▶ [WHAT NEEDS TO BE DONE]: A complete response lists each line of the data below that includes the word "toilet".

▶ [MATERIALS PROVIDED]:
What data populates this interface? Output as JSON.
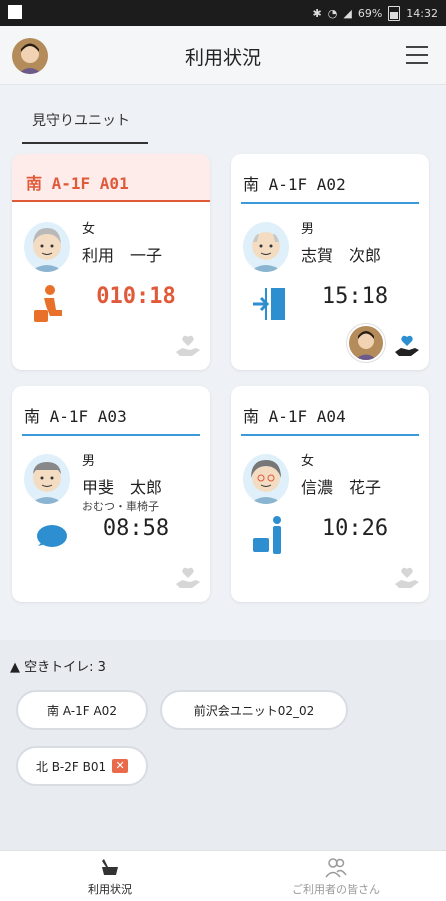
{
  "status_bar": {
    "battery": "69%",
    "time": "14:32"
  },
  "app": {
    "title": "利用状況"
  },
  "tab": {
    "label": "見守りユニット"
  },
  "units": [
    {
      "name": "南 A-1F A01",
      "gender": "女",
      "user_name": "利用　一子",
      "note": "",
      "time": "010:18",
      "state": "toilet-seated",
      "alert": true
    },
    {
      "name": "南 A-1F A02",
      "gender": "男",
      "user_name": "志賀　次郎",
      "note": "",
      "time": "15:18",
      "state": "exit",
      "alert": false
    },
    {
      "name": "南 A-1F A03",
      "gender": "男",
      "user_name": "甲斐　太郎",
      "note": "おむつ・車椅子",
      "time": "08:58",
      "state": "speech",
      "alert": false
    },
    {
      "name": "南 A-1F A04",
      "gender": "女",
      "user_name": "信濃　花子",
      "note": "",
      "time": "10:26",
      "state": "toilet-standing",
      "alert": false
    }
  ],
  "vacant": {
    "title": "▲ 空きトイレ: 3",
    "chips": [
      {
        "label": "南 A-1F A02"
      },
      {
        "label": "前沢会ユニット02_02"
      },
      {
        "label": "北 B-2F B01"
      }
    ]
  },
  "nav": {
    "usage": "利用状況",
    "users": "ご利用者の皆さん"
  },
  "colors": {
    "accent": "#3a9ad9",
    "alert": "#e05a3a"
  }
}
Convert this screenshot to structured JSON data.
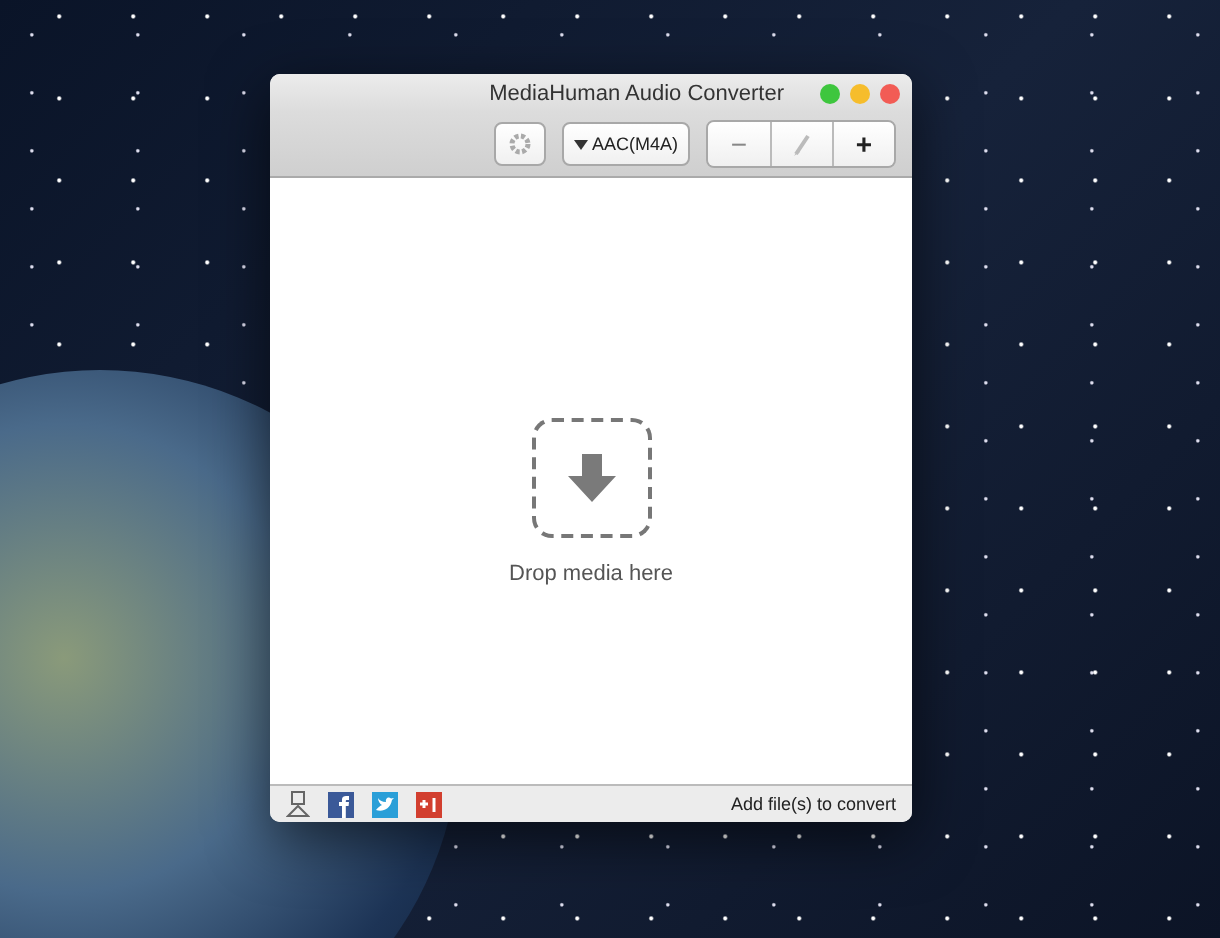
{
  "window": {
    "title": "MediaHuman Audio Converter"
  },
  "toolbar": {
    "format_button": "AAC(M4A)",
    "remove_button": "−",
    "add_button": "+"
  },
  "drop_zone": {
    "label": "Drop media here"
  },
  "status_bar": {
    "text": "Add file(s) to convert"
  }
}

▶ [RESPONSE FOR THIS EXERCISE]:
      "state": "toilet-seated",
      "state": "toilet-standing",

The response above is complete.